Dr. Chandra Ward, assistant professor of sociology at the University of Tennessee at Chattanooga, spreads her hands six inches apart. That’s how close the self-described “goody-goody-two-shoes” came to rebelling in high school and joining a gang.
“Well, when I was in high school, there were gangs, and being in a gang was popular. And I tried to join a gang. I asked this guy who I knew at my school who was in a gang, and he was like, ‘As a girl, in order to be in our gang, you have to be sexed in.’ And I was like, ‘OK, well, that’s not going to happen.’ And then for female gangs, it’s about getting beaten in, jumped in. My students are oftentimes shocked to learn that I was maybe this close,” she said, spreading her hands. “So see, gang member or professor? So this [being a professor] ended up working out.”
Ward teaches urban sociology with the mission to amplify traditionally marginalized voices. She has researched public housing residents and written a textbook, “From the Margins: Fresh Perspectives on an Introduction to Sociology.”
A UTC faculty member since 2017, Ward was selected as a commencement speaker this spring and spoke of being a first-generation college graduate. Her research at UTC has focused on Chattanooga and Smart City projects. Currently, she is working with Vanderbilt University and the Chattanooga Area Regional Transportation Authority on a multimillion-dollar transportation project that has contributed to her interest in mobility and its relationship to citizenship.
Ward earned a bachelor’s degree from the University of Georgia, a master’s from Texas State University and a doctorate from Georgia State University.
She was born in Atlanta and raised in Albany, Georgia, by her grandmother while her single, teenage mother, Cassandra Ward, battled mental illness.
“When I was growing up in Albany, my grandmother was really old at the time because my mom was the youngest of seven children—and my grandmother was already well into her 60s when she got me. She was a housekeeper for this family in town. And it was happy, but I realized had I stayed in South Georgia in terms of just being exposed to things, I’d be sort of limited because my grandmother was born in 1920. And we didn’t even get a color TV until the mid-1980s,” she said.
Her grandmother, Mary Ward, used an old-school washboard and a wrought-iron Singer sewing machine. Mary died in 2004. “My grandfather was a sharecropper, and he always got taken advantage of by the wealthier white people,” the professor said.

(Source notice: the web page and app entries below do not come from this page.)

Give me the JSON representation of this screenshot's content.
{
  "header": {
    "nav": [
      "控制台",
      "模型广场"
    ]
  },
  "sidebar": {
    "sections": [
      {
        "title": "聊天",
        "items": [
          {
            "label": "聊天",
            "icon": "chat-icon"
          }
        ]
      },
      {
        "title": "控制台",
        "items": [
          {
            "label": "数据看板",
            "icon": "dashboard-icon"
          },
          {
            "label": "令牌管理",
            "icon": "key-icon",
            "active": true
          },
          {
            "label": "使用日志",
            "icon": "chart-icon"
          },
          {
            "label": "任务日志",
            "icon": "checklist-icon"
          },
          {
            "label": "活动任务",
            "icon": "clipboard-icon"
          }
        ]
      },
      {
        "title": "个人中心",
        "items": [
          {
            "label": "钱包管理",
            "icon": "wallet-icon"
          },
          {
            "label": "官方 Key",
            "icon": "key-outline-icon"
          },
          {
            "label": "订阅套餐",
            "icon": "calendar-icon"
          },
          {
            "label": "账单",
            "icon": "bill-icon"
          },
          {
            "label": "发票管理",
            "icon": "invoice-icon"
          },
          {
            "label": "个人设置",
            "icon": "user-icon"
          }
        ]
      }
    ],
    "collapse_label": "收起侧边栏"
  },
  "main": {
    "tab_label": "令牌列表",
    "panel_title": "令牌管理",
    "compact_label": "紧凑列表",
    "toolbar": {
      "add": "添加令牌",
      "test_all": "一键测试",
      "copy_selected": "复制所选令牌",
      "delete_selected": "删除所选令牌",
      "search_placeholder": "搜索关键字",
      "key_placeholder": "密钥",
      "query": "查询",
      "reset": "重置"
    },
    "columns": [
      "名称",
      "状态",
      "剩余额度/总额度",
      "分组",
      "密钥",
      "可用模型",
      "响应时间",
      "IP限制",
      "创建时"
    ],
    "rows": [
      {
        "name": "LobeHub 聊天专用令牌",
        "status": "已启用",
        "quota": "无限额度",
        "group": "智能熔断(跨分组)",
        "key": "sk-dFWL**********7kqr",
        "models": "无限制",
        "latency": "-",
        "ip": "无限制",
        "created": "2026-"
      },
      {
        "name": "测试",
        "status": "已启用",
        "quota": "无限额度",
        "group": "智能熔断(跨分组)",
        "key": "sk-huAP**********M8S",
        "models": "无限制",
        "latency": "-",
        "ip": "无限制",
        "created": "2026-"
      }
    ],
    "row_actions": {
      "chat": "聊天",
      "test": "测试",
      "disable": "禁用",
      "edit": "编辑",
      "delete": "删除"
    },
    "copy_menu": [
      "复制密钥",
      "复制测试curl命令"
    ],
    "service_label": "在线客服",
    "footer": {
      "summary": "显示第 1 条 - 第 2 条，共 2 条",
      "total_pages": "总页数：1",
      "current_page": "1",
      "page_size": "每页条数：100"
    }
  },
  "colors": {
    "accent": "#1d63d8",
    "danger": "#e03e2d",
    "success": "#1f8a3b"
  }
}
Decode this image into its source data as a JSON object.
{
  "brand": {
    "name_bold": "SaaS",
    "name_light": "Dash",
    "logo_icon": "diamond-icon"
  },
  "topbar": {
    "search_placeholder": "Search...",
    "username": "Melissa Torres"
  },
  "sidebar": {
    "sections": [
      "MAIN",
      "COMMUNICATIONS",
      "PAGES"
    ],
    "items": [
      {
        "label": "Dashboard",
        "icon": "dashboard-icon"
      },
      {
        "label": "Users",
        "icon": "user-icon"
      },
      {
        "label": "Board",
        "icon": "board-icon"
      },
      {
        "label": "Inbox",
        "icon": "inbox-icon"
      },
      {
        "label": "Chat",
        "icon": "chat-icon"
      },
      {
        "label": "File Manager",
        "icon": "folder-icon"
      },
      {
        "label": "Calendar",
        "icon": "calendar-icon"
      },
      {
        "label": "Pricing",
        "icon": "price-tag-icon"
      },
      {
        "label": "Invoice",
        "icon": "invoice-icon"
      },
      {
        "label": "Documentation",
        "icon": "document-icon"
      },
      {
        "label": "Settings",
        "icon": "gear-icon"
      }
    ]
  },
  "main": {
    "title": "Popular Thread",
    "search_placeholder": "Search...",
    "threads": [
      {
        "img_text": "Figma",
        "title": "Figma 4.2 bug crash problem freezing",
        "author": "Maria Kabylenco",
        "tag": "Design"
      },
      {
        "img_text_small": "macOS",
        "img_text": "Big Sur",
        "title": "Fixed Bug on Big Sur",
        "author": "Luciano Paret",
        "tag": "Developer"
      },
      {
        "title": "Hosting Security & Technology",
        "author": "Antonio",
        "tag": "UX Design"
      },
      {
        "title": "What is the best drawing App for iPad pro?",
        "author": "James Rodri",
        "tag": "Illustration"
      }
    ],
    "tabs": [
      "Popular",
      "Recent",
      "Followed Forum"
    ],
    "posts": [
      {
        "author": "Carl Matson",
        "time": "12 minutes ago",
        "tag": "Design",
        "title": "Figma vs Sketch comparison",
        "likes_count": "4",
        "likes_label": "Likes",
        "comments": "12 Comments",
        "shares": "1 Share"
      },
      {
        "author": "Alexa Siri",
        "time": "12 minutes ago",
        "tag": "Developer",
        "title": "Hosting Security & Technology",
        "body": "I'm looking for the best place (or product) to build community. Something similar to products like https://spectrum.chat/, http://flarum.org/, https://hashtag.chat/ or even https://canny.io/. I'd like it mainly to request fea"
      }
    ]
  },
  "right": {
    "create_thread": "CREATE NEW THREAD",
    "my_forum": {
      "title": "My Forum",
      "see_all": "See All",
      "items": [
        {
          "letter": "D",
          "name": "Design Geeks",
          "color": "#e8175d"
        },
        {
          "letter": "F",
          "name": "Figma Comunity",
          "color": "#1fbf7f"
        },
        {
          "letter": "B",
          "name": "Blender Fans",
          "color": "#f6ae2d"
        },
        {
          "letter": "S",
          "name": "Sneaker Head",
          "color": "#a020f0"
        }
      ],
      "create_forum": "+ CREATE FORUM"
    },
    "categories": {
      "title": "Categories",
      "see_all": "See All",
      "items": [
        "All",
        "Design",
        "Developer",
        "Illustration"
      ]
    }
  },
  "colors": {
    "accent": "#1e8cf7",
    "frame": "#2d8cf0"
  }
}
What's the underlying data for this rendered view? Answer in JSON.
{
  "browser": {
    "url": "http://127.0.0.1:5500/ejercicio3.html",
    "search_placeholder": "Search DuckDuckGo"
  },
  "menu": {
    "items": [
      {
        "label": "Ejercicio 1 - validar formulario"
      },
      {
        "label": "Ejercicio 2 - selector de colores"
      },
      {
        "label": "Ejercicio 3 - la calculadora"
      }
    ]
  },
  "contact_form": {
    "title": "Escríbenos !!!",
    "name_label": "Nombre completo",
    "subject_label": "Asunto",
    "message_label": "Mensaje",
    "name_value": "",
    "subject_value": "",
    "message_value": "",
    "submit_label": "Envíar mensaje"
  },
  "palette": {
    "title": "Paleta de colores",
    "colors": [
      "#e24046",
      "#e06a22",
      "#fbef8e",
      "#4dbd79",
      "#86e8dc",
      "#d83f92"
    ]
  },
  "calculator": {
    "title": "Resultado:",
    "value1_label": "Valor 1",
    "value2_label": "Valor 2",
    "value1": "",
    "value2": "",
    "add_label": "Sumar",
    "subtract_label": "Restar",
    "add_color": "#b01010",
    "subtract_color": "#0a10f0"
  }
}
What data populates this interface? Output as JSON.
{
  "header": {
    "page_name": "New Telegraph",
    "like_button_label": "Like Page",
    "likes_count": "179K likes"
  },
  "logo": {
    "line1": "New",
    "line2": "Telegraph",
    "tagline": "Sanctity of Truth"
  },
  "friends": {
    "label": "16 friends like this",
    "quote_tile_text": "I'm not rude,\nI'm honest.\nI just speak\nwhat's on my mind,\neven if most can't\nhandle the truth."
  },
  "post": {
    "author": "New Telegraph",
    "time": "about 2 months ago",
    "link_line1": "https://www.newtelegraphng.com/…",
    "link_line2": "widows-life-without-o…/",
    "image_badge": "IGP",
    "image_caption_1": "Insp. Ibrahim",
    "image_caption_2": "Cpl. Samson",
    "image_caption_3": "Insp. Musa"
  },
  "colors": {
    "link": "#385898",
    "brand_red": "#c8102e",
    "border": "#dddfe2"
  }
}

Aunt Barbara Carroll, a librarian, taught Ward her love for reading. The UTC professor also enjoys yoga and bicycling.
As a young girl, she was bused to Mock Road Elementary School in Albany before moving to Marietta, Georgia, and winding up in the gifted program at Osborne High School in Marietta.
“Daughter of a teen mom, raised by her grandmother, I have truly dreamt of being in this position—and my dreams are coming true,” Ward said before her commencement speech. “I am excited to encourage our graduates to dream and never stop because this is the beginning of an exciting new adventure for them.”
Ward’s aunt, Ella J. Ward, a retired Atlanta area sheriff’s captain, said her niece overcame difficult circumstances as a young girl. “She has always been a very loving and caring person all her life. She just kept striving and keeps striving. She has a calm demeanor. She loves to debate but I’ve never seen her argue.”
Ward said she shed her accent as a little girl and, unbeknownst to her how, has spoken the King’s English most of her life. She suspects it’s from all those years watching her grandmother’s soap operas, such as “Days of Our Lives.” An uncle approached her grandmother once and said Ward “sounds like a foreigner” instead of a young girl steeped in an Albany accent.
Her childhood was stark and something akin to living in the 19th century versus the 20th, she said.
“I’m grateful to have had that as my compass, if you will, as opposed to other influences. My grandmother was very protective of me anyway and instilled a lot of rules just to ensure that, in retrospect, I was on the right path.
“My grandmother nurtured that and showed me love in a way that I’ve rarely experienced in life. She loved all the things about me, things that may have been too nerdy,”
When Ward moved in with her mother, they lived on federal disability payments. Her mom was forced to drive illegally because public transportation was lacking and their vehicle was uninsured.
“It seemed like every month my mom is hoping that a police officer doesn’t come to the door because she’s written a bad check at the end of the month for food,” Ward said, adding her family didn’t have the $20 for her to go on a field trip and see “Les Miserables” at Atlanta’s Fox Theater.
She spent years living at an apartment complex with the unfortunate name Garrison Plantation.
“I don’t have a good relationship with my biological parents,” she said. “I considered my grandmother to be my mother and my father in every conceivable way. So it was kind of like, ‘OK, I don’t feel seen or appreciated by my parents.’ I will say, and I don’t use this word lightly, they were both abusive in their own ways.”
Ward said she’s gingerly trying to reconnect with her parents—her father in just the past year—and sends her mother money each month and the occasional Lyft ride for her to visit her daughter in Chattanooga.
Meanwhile, while teaching at UTC, Ward has been studying the “two Chattanoogas”—the well-to-do one and the underprivileged one. With the city embracing smart technologies, it very well could exacerbate inequality if not addressed, Ward said.
A paper she recently co-authored with Assistant Professor of Sociology Darrell Walsh titled “I Just Don’t Go Nowhere: How Transportation Disadvantage Reinforces Social Exclusion” has been accepted into the Journal of Transport Geography—a leading interdisciplinary journal focusing on the geographical dimensions of transport, travel and mobility.
“My own internal compass that pretty much dictates many things in my life, including my research, is including traditionally marginalized communities in city projects and conversations about city projects instead of being left behind,” she said.
This summer, the city will begin offering CARTA vans to offer in-demand rides—micro transit—to impoverished communities that have been pushed outside the city limits because of skyrocketing rents and other economic considerations.
“And so instead of just thinking about people who are maybe the most vocal or people with the most money, how do we think about mobility—transit in terms of creating greater equity and mobility?” Ward asked. “Not everybody has had the ability to move across space equally.”